Current Projects

The Workforce Science Project is currently sponsoring the following projects:

Criminal Background and Job Performance

(With funding from the Joyce Foundation)

Job applicants with criminal records are much less likely than others to obtain legitimate employment. This research presents the first evidence using civilian data on how ex-offenders behave on the job if hired. Our data indicate that individuals with criminal records have a much longer tenure and are less likely to quit their jobs voluntarily than other workers. Some results, however, differ by job. Customer service employees with a criminal record are no more likely than others to be discharged involuntarily and are probably no more likely to leave for reasons of misconduct. Sales people with records, however, may have a higher rate of involuntary discharge and do have a higher rate of misconduct discharge.

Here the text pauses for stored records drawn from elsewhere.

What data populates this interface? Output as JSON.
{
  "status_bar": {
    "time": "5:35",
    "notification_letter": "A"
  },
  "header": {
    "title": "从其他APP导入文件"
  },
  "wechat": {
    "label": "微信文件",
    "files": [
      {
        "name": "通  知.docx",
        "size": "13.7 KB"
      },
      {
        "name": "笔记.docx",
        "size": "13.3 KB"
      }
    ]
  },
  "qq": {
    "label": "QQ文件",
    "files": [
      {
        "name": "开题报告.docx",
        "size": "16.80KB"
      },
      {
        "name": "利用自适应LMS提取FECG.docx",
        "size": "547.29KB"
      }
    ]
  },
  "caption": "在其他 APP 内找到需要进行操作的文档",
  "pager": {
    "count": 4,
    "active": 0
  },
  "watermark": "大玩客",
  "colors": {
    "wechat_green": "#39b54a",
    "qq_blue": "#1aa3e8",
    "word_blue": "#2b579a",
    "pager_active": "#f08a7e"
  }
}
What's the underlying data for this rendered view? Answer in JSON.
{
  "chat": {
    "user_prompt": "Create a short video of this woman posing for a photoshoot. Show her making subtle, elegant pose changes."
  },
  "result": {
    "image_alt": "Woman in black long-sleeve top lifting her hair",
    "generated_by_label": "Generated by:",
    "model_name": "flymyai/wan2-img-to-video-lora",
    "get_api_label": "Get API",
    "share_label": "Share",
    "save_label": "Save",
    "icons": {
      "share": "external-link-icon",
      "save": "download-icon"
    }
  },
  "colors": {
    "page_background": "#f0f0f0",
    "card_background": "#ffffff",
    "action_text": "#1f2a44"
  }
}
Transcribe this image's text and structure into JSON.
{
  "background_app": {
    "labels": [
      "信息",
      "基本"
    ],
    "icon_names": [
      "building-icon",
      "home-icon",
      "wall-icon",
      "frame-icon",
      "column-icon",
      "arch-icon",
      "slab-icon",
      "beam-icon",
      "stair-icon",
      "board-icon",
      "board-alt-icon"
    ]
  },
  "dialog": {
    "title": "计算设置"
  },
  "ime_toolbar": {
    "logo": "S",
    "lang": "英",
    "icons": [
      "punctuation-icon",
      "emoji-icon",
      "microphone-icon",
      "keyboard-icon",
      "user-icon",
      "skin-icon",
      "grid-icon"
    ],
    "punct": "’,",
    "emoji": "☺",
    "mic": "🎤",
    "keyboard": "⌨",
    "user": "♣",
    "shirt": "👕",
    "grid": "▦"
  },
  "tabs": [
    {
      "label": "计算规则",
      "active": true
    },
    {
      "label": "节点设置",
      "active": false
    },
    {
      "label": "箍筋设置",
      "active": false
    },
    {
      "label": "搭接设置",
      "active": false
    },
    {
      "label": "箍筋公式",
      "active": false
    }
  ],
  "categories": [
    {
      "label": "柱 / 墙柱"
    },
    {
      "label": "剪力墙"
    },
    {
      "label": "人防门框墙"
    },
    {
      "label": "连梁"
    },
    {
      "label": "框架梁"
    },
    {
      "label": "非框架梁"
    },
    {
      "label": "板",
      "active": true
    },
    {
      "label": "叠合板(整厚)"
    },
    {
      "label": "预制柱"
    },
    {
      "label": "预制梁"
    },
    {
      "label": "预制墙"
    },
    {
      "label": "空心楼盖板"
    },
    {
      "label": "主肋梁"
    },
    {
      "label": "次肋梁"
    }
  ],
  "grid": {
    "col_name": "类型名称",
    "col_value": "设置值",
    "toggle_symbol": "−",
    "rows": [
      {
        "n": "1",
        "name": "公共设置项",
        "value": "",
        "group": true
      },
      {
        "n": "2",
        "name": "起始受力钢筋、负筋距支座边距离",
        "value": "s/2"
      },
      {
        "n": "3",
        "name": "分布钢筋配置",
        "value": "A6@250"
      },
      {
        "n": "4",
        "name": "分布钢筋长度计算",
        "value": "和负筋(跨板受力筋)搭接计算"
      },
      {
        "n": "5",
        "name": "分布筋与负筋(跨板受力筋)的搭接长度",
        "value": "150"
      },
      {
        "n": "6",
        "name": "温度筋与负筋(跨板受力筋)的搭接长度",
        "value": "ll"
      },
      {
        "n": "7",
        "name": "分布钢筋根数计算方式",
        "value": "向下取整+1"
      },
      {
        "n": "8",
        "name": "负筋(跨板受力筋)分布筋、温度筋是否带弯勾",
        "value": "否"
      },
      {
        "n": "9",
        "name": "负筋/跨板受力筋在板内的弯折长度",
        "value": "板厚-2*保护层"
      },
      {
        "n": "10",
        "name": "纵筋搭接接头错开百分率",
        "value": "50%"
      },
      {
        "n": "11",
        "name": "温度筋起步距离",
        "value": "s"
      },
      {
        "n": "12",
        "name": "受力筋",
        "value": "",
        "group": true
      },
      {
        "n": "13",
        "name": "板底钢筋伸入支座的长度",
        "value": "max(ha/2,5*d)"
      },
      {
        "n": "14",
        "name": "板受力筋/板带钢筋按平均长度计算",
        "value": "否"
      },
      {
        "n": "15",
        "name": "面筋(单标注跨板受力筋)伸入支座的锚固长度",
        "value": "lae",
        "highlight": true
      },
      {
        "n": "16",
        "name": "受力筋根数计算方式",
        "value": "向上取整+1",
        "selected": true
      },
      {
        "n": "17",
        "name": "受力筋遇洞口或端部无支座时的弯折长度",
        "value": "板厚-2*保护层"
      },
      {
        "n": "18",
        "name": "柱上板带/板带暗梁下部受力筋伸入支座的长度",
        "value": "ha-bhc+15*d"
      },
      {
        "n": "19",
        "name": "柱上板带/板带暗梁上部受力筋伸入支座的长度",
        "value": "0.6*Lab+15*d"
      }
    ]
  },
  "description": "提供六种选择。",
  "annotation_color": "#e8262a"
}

This complex pattern suggests the need for expanding the public policy menu beyond Ban the Box to include incentives to encourage employers to look more closely at their workforces to identify where the true risk groups are.

The Value of Psychological Tests in Predicting Work Outcomes

Through a partnership with the University of Texas Medical Branch, WSP researchers will have the unprecedented opportunity to develop a psychometric test battery for use in pre-employment hiring. These tests will measure personality, cultural fit, and ability, and then evaluate which elements of the instrument are most predictive of a wide range of performance measures.

Toxic Employees

(In partnership with Evolv)

Everyone has worked with a “toxic employee” whose very presence in the workplace detracts from everyone else’s performance and may even pose a legal risk to their employer. We study termination reason codes (e.g., sexual harassment, drug/alcohol policy violations) to determine whether opaque questions at the point of application can offer up an accurate signal about an applicant's honesty and integrity.

Employer-Subsidized Credentials: Improving the New Training Paradigm

(With Baylor Scott and White Health and Burning Glass Technologies)

Some employers have begun to address the skills gap with a new model of employee training in which employers collaborate with educational institutions to provide portable educational credentials. This study will examine whether employee participation can be increased by improving the information available to employees about available training and its likely return in their future career.

What Privacy Rights Do Employees Value?

As with any use of Big Data, talent analytics raises the challenge of protecting individual privacy rights. With diminishing practical constraints on data collection and analysis, privacy advocates have increasingly turned to legislative and regulatory restrictions. This push for governmental intervention is based on guesses and assumptions rather than an empirical understanding of what data employers use, how employers use that data, or even of what monitoring most concerns employees. The current project attempts to shed light on these issues through a series of surveys of employee privacy attitudes. Using a list of current and proposed monitoring practices gleaned from interviews with talent analytics professionals, these surveys seek to determine what types of monitoring and data usage raise the greatest degree of privacy concerns.

The Legal Regulation of the Employment Relationship

A small but significant economic literature examines the effect of employment laws on a variety of outcomes such as employment levels. Variations in state law and changes in the law over time are used to untangle the causal effect of laws themselves from other factors that might affect the measures of interest. Although this literature represents an important beginning, it has several limitations. First, the literature focuses overwhelmingly on a few slices of the legal regime governing the employment relationship, ignoring much of a large and complex system. Second, almost all studies code laws in a very simple Yes/No format that ignores the complex differences among state laws. Third, almost all of the literature examines one employment law in isolation (e.g. maximum hours) without considering the effect of other aspects of the employment law system. We are addressing these issues by coding a large set of employment laws into a more nuanced form that can be used for statistical analysis. We will then use this novel data in a series of studies that exploit variations in state laws to investigate the extent to which the employment laws effect economic activity.

Recessions and Productivity

(In partnership with Evolv)

In the last three U.S. recessions, productivity (output per hour) ceased to move with output but instead actually started to increase before the recessions officially ended.  Utilizing millions of data points on worker productivity from a variety of different industries, we test two explanations for this change: (1) Firms selectively fired poor performers or hired better performers; or (2) Employees worked harder and became more productive in order to retain their jobs.


Completed Projects

Data Analysis of a Job Board

We consider the problem of modeling time-dependent textual data taking given endogenous and exogenous processes into consideration. Such text documents arise in real world applications, including job advertisements and financial news articles, which are influenced by the fluctuations of the general economy. We propose a hierarchical Bayesian topic model which imposes a dynamic hierarchical structure on the evolution of topics incorporating the effects of exogenous processes, and show that this model can be estimated from Markov chain Monte Carlo sampling methods. We further demonstrate that this model captures the intrinsic relationships between the topic prevalence and the time-dependent factors, and compare its performance with latent Dirichlet allocation (LDA) and the structural topic model (STM). The model is applied to two collections of documents to illustrate its empirical performance: online job advertisements from DirectEmployers Association and journalists’ postings on BusinessInsider.com.